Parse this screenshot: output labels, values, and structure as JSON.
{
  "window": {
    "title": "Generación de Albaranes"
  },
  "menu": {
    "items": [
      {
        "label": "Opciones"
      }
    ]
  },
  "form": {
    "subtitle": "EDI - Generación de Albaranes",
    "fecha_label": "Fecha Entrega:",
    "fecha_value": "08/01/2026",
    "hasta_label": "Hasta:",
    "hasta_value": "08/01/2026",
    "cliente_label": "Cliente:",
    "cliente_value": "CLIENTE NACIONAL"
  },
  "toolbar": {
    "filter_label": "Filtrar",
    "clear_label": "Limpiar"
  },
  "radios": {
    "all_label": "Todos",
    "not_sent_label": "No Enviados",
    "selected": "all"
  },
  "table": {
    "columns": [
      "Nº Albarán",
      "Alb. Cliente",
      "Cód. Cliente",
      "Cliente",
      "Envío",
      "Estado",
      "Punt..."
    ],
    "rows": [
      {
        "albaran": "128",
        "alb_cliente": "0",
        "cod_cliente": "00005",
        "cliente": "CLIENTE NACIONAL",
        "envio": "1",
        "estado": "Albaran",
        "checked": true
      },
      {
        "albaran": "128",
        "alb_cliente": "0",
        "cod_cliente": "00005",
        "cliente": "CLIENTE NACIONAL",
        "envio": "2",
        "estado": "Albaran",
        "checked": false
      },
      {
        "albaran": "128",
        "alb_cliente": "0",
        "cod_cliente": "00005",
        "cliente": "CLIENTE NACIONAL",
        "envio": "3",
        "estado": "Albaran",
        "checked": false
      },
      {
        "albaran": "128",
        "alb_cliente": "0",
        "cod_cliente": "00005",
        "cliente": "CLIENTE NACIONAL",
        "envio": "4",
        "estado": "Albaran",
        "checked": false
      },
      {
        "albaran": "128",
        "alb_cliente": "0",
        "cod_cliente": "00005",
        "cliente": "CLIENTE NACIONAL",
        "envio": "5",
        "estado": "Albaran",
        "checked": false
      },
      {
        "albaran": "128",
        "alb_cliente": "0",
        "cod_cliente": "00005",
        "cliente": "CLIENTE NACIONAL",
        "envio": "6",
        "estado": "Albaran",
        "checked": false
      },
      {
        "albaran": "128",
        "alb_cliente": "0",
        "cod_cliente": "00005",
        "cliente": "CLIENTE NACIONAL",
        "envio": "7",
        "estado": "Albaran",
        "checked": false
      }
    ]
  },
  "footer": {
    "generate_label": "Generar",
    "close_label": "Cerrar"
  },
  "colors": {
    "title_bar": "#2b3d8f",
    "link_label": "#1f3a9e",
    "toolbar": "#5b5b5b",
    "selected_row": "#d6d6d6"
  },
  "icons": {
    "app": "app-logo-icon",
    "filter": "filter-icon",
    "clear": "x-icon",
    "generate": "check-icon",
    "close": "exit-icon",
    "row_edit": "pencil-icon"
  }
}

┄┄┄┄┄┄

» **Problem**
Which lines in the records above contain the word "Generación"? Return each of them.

» **Response to this task**
    "title": "Generación de Albaranes"
    "subtitle": "EDI - Generación de Albaranes",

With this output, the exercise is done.